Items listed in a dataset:

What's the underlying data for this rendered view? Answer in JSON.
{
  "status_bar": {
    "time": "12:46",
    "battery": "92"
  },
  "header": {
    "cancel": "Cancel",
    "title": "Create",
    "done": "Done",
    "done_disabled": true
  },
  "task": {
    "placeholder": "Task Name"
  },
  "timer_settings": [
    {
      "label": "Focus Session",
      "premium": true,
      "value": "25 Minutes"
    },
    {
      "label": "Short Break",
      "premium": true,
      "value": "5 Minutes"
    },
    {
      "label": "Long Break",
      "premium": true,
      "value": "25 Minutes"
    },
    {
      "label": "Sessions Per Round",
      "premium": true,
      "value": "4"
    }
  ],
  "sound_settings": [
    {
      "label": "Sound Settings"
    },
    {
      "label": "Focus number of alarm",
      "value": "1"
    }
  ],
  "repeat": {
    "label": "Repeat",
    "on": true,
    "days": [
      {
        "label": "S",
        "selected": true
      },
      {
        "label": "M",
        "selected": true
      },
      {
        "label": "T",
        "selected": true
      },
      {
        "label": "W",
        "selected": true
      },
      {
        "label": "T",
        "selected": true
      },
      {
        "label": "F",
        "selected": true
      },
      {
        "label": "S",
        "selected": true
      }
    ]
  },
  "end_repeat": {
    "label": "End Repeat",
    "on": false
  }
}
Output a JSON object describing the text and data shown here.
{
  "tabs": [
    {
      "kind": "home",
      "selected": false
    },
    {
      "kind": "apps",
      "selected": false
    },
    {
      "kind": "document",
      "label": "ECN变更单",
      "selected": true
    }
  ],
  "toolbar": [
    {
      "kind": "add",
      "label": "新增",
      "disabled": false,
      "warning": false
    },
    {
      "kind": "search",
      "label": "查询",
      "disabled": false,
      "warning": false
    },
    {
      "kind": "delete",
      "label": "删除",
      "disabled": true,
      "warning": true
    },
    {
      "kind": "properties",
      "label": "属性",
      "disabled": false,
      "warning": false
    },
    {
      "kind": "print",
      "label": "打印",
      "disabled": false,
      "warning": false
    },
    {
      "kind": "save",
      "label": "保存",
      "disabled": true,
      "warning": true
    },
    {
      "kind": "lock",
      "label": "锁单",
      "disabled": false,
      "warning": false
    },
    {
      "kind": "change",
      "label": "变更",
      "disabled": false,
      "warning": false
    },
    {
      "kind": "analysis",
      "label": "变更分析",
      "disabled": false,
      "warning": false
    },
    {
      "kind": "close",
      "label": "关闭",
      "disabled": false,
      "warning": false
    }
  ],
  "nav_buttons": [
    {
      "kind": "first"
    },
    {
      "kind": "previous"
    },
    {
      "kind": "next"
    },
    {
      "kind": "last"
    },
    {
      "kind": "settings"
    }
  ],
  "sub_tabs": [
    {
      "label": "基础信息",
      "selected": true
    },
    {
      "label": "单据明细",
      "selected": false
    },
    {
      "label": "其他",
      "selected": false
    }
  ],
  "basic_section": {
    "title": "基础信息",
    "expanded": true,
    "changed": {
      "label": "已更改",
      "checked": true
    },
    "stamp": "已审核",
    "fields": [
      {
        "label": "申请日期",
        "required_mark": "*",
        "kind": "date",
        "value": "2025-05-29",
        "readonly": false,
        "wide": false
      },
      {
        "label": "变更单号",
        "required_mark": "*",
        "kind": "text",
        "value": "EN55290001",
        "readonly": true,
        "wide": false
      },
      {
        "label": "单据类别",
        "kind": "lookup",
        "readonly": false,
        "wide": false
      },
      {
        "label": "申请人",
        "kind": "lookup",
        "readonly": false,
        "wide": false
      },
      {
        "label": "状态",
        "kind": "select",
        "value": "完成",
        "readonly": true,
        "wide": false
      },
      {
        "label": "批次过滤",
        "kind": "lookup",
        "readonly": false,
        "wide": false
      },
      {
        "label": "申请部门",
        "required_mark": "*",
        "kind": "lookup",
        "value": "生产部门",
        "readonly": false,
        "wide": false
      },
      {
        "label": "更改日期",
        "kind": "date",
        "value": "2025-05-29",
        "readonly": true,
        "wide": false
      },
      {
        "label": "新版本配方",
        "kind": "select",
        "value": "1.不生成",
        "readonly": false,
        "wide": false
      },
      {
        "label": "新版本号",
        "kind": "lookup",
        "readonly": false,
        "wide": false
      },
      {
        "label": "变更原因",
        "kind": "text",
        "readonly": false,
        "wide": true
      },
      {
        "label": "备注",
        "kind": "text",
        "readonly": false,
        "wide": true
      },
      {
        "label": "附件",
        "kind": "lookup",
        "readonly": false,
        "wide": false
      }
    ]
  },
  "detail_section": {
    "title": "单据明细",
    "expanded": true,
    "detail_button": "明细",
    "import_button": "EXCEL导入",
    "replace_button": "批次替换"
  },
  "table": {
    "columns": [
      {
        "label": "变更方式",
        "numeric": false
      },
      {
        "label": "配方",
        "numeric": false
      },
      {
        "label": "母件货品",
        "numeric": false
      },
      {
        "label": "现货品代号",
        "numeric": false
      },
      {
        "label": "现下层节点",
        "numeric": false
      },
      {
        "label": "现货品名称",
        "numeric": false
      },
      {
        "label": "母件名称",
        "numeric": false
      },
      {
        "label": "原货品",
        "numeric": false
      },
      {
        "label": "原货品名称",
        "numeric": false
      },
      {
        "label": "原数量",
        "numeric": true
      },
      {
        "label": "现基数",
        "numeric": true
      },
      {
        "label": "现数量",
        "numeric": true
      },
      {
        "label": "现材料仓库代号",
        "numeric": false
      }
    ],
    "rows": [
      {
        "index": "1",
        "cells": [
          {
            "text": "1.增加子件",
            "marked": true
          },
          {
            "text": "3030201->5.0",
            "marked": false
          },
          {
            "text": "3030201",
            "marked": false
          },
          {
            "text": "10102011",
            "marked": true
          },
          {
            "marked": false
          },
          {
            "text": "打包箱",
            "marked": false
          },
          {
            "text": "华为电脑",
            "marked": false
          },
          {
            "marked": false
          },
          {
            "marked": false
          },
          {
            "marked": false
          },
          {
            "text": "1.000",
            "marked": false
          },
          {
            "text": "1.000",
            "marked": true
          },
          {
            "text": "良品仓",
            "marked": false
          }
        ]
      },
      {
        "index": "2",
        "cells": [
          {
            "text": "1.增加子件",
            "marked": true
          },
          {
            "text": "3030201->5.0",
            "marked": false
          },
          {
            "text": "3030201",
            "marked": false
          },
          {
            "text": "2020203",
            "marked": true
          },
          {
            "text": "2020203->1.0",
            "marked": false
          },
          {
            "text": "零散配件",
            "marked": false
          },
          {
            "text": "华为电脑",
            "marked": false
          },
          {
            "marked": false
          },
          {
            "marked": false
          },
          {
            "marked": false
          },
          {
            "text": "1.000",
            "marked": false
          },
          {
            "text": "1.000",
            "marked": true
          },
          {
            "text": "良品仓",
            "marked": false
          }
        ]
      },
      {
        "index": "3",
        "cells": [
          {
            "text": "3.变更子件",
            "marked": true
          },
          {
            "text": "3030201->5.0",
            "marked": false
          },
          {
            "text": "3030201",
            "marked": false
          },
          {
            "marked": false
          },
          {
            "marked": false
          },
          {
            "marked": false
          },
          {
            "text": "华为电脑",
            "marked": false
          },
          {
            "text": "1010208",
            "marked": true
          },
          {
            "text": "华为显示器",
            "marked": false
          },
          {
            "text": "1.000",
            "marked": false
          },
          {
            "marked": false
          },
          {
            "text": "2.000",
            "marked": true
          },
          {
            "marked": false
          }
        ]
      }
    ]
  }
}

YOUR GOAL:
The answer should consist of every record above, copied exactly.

FINISHED EXERCISE:
What's the underlying data for this rendered view? Answer in JSON.
{
  "status_bar": {
    "time": "12:46",
    "battery": "92"
  },
  "header": {
    "cancel": "Cancel",
    "title": "Create",
    "done": "Done",
    "done_disabled": true
  },
  "task": {
    "placeholder": "Task Name"
  },
  "timer_settings": [
    {
      "label": "Focus Session",
      "premium": true,
      "value": "25 Minutes"
    },
    {
      "label": "Short Break",
      "premium": true,
      "value": "5 Minutes"
    },
    {
      "label": "Long Break",
      "premium": true,
      "value": "25 Minutes"
    },
    {
      "label": "Sessions Per Round",
      "premium": true,
      "value": "4"
    }
  ],
  "sound_settings": [
    {
      "label": "Sound Settings"
    },
    {
      "label": "Focus number of alarm",
      "value": "1"
    }
  ],
  "repeat": {
    "label": "Repeat",
    "on": true,
    "days": [
      {
        "label": "S",
        "selected": true
      },
      {
        "label": "M",
        "selected": true
      },
      {
        "label": "T",
        "selected": true
      },
      {
        "label": "W",
        "selected": true
      },
      {
        "label": "T",
        "selected": true
      },
      {
        "label": "F",
        "selected": true
      },
      {
        "label": "S",
        "selected": true
      }
    ]
  },
  "end_repeat": {
    "label": "End Repeat",
    "on": false
  }
}
Output a JSON object describing the text and data shown here.
{
  "tabs": [
    {
      "kind": "home",
      "selected": false
    },
    {
      "kind": "apps",
      "selected": false
    },
    {
      "kind": "document",
      "label": "ECN变更单",
      "selected": true
    }
  ],
  "toolbar": [
    {
      "kind": "add",
      "label": "新增",
      "disabled": false,
      "warning": false
    },
    {
      "kind": "search",
      "label": "查询",
      "disabled": false,
      "warning": false
    },
    {
      "kind": "delete",
      "label": "删除",
      "disabled": true,
      "warning": true
    },
    {
      "kind": "properties",
      "label": "属性",
      "disabled": false,
      "warning": false
    },
    {
      "kind": "print",
      "label": "打印",
      "disabled": false,
      "warning": false
    },
    {
      "kind": "save",
      "label": "保存",
      "disabled": true,
      "warning": true
    },
    {
      "kind": "lock",
      "label": "锁单",
      "disabled": false,
      "warning": false
    },
    {
      "kind": "change",
      "label": "变更",
      "disabled": false,
      "warning": false
    },
    {
      "kind": "analysis",
      "label": "变更分析",
      "disabled": false,
      "warning": false
    },
    {
      "kind": "close",
      "label": "关闭",
      "disabled": false,
      "warning": false
    }
  ],
  "nav_buttons": [
    {
      "kind": "first"
    },
    {
      "kind": "previous"
    },
    {
      "kind": "next"
    },
    {
      "kind": "last"
    },
    {
      "kind": "settings"
    }
  ],
  "sub_tabs": [
    {
      "label": "基础信息",
      "selected": true
    },
    {
      "label": "单据明细",
      "selected": false
    },
    {
      "label": "其他",
      "selected": false
    }
  ],
  "basic_section": {
    "title": "基础信息",
    "expanded": true,
    "changed": {
      "label": "已更改",
      "checked": true
    },
    "stamp": "已审核",
    "fields": [
      {
        "label": "申请日期",
        "required_mark": "*",
        "kind": "date",
        "value": "2025-05-29",
        "readonly": false,
        "wide": false
      },
      {
        "label": "变更单号",
        "required_mark": "*",
        "kind": "text",
        "value": "EN55290001",
        "readonly": true,
        "wide": false
      },
      {
        "label": "单据类别",
        "kind": "lookup",
        "readonly": false,
        "wide": false
      },
      {
        "label": "申请人",
        "kind": "lookup",
        "readonly": false,
        "wide": false
      },
      {
        "label": "状态",
        "kind": "select",
        "value": "完成",
        "readonly": true,
        "wide": false
      },
      {
        "label": "批次过滤",
        "kind": "lookup",
        "readonly": false,
        "wide": false
      },
      {
        "label": "申请部门",
        "required_mark": "*",
        "kind": "lookup",
        "value": "生产部门",
        "readonly": false,
        "wide": false
      },
      {
        "label": "更改日期",
        "kind": "date",
        "value": "2025-05-29",
        "readonly": true,
        "wide": false
      },
      {
        "label": "新版本配方",
        "kind": "select",
        "value": "1.不生成",
        "readonly": false,
        "wide": false
      },
      {
        "label": "新版本号",
        "kind": "lookup",
        "readonly": false,
        "wide": false
      },
      {
        "label": "变更原因",
        "kind": "text",
        "readonly": false,
        "wide": true
      },
      {
        "label": "备注",
        "kind": "text",
        "readonly": false,
        "wide": true
      },
      {
        "label": "附件",
        "kind": "lookup",
        "readonly": false,
        "wide": false
      }
    ]
  },
  "detail_section": {
    "title": "单据明细",
    "expanded": true,
    "detail_button": "明细",
    "import_button": "EXCEL导入",
    "replace_button": "批次替换"
  },
  "table": {
    "columns": [
      {
        "label": "变更方式",
        "numeric": false
      },
      {
        "label": "配方",
        "numeric": false
      },
      {
        "label": "母件货品",
        "numeric": false
      },
      {
        "label": "现货品代号",
        "numeric": false
      },
      {
        "label": "现下层节点",
        "numeric": false
      },
      {
        "label": "现货品名称",
        "numeric": false
      },
      {
        "label": "母件名称",
        "numeric": false
      },
      {
        "label": "原货品",
        "numeric": false
      },
      {
        "label": "原货品名称",
        "numeric": false
      },
      {
        "label": "原数量",
        "numeric": true
      },
      {
        "label": "现基数",
        "numeric": true
      },
      {
        "label": "现数量",
        "numeric": true
      },
      {
        "label": "现材料仓库代号",
        "numeric": false
      }
    ],
    "rows": [
      {
        "index": "1",
        "cells": [
          {
            "text": "1.增加子件",
            "marked": true
          },
          {
            "text": "3030201->5.0",
            "marked": false
          },
          {
            "text": "3030201",
            "marked": false
          },
          {
            "text": "10102011",
            "marked": true
          },
          {
            "marked": false
          },
          {
            "text": "打包箱",
            "marked": false
          },
          {
            "text": "华为电脑",
            "marked": false
          },
          {
            "marked": false
          },
          {
            "marked": false
          },
          {
            "marked": false
          },
          {
            "text": "1.000",
            "marked": false
          },
          {
            "text": "1.000",
            "marked": true
          },
          {
            "text": "良品仓",
            "marked": false
          }
        ]
      },
      {
        "index": "2",
        "cells": [
          {
            "text": "1.增加子件",
            "marked": true
          },
          {
            "text": "3030201->5.0",
            "marked": false
          },
          {
            "text": "3030201",
            "marked": false
          },
          {
            "text": "2020203",
            "marked": true
          },
          {
            "text": "2020203->1.0",
            "marked": false
          },
          {
            "text": "零散配件",
            "marked": false
          },
          {
            "text": "华为电脑",
            "marked": false
          },
          {
            "marked": false
          },
          {
            "marked": false
          },
          {
            "marked": false
          },
          {
            "text": "1.000",
            "marked": false
          },
          {
            "text": "1.000",
            "marked": true
          },
          {
            "text": "良品仓",
            "marked": false
          }
        ]
      },
      {
        "index": "3",
        "cells": [
          {
            "text": "3.变更子件",
            "marked": true
          },
          {
            "text": "3030201->5.0",
            "marked": false
          },
          {
            "text": "3030201",
            "marked": false
          },
          {
            "marked": false
          },
          {
            "marked": false
          },
          {
            "marked": false
          },
          {
            "text": "华为电脑",
            "marked": false
          },
          {
            "text": "1010208",
            "marked": true
          },
          {
            "text": "华为显示器",
            "marked": false
          },
          {
            "text": "1.000",
            "marked": false
          },
          {
            "marked": false
          },
          {
            "text": "2.000",
            "marked": true
          },
          {
            "marked": false
          }
        ]
      }
    ]
  }
}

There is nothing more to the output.